> **TASK INPUT**
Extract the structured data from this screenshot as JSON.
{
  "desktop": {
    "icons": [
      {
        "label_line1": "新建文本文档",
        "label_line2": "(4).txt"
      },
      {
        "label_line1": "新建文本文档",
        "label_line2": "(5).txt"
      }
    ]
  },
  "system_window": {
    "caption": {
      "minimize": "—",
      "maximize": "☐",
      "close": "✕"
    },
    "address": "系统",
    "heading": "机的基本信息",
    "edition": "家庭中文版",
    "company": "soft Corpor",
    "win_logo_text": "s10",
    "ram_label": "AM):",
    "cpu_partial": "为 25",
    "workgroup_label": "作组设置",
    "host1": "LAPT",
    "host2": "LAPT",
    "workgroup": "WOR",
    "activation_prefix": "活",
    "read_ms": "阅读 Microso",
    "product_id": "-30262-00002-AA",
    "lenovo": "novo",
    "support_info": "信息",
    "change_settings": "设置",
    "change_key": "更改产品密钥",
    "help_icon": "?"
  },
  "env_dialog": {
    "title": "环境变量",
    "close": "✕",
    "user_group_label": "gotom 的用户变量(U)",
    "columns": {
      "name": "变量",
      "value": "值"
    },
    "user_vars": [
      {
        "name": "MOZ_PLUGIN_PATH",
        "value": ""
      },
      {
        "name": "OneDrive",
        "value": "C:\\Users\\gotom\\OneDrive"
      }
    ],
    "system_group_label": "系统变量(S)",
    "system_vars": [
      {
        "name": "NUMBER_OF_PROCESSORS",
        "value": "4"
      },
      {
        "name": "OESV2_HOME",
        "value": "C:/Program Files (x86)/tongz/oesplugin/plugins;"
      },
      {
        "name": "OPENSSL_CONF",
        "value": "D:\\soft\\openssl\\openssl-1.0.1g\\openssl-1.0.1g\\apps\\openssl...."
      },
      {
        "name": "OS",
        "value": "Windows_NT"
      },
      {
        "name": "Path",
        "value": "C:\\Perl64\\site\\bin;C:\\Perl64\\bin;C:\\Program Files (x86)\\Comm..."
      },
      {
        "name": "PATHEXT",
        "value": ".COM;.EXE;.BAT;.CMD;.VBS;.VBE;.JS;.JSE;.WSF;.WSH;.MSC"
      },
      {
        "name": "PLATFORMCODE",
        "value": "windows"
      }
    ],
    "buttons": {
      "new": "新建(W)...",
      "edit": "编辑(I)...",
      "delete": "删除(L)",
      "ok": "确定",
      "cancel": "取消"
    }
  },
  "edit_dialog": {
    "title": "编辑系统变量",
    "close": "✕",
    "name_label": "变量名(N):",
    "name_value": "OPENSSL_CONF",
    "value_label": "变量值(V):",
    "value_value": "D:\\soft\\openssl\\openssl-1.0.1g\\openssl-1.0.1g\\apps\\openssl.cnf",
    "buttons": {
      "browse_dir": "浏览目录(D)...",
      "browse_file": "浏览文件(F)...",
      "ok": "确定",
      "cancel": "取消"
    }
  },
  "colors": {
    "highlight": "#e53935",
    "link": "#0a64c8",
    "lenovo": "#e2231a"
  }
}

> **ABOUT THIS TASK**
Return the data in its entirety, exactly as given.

> **OUTPUT OF THE TASK**
Extract the structured data from this screenshot as JSON.
{
  "desktop": {
    "icons": [
      {
        "label_line1": "新建文本文档",
        "label_line2": "(4).txt"
      },
      {
        "label_line1": "新建文本文档",
        "label_line2": "(5).txt"
      }
    ]
  },
  "system_window": {
    "caption": {
      "minimize": "—",
      "maximize": "☐",
      "close": "✕"
    },
    "address": "系统",
    "heading": "机的基本信息",
    "edition": "家庭中文版",
    "company": "soft Corpor",
    "win_logo_text": "s10",
    "ram_label": "AM):",
    "cpu_partial": "为 25",
    "workgroup_label": "作组设置",
    "host1": "LAPT",
    "host2": "LAPT",
    "workgroup": "WOR",
    "activation_prefix": "活",
    "read_ms": "阅读 Microso",
    "product_id": "-30262-00002-AA",
    "lenovo": "novo",
    "support_info": "信息",
    "change_settings": "设置",
    "change_key": "更改产品密钥",
    "help_icon": "?"
  },
  "env_dialog": {
    "title": "环境变量",
    "close": "✕",
    "user_group_label": "gotom 的用户变量(U)",
    "columns": {
      "name": "变量",
      "value": "值"
    },
    "user_vars": [
      {
        "name": "MOZ_PLUGIN_PATH",
        "value": ""
      },
      {
        "name": "OneDrive",
        "value": "C:\\Users\\gotom\\OneDrive"
      }
    ],
    "system_group_label": "系统变量(S)",
    "system_vars": [
      {
        "name": "NUMBER_OF_PROCESSORS",
        "value": "4"
      },
      {
        "name": "OESV2_HOME",
        "value": "C:/Program Files (x86)/tongz/oesplugin/plugins;"
      },
      {
        "name": "OPENSSL_CONF",
        "value": "D:\\soft\\openssl\\openssl-1.0.1g\\openssl-1.0.1g\\apps\\openssl...."
      },
      {
        "name": "OS",
        "value": "Windows_NT"
      },
      {
        "name": "Path",
        "value": "C:\\Perl64\\site\\bin;C:\\Perl64\\bin;C:\\Program Files (x86)\\Comm..."
      },
      {
        "name": "PATHEXT",
        "value": ".COM;.EXE;.BAT;.CMD;.VBS;.VBE;.JS;.JSE;.WSF;.WSH;.MSC"
      },
      {
        "name": "PLATFORMCODE",
        "value": "windows"
      }
    ],
    "buttons": {
      "new": "新建(W)...",
      "edit": "编辑(I)...",
      "delete": "删除(L)",
      "ok": "确定",
      "cancel": "取消"
    }
  },
  "edit_dialog": {
    "title": "编辑系统变量",
    "close": "✕",
    "name_label": "变量名(N):",
    "name_value": "OPENSSL_CONF",
    "value_label": "变量值(V):",
    "value_value": "D:\\soft\\openssl\\openssl-1.0.1g\\openssl-1.0.1g\\apps\\openssl.cnf",
    "buttons": {
      "browse_dir": "浏览目录(D)...",
      "browse_file": "浏览文件(F)...",
      "ok": "确定",
      "cancel": "取消"
    }
  },
  "colors": {
    "highlight": "#e53935",
    "link": "#0a64c8",
    "lenovo": "#e2231a"
  }
}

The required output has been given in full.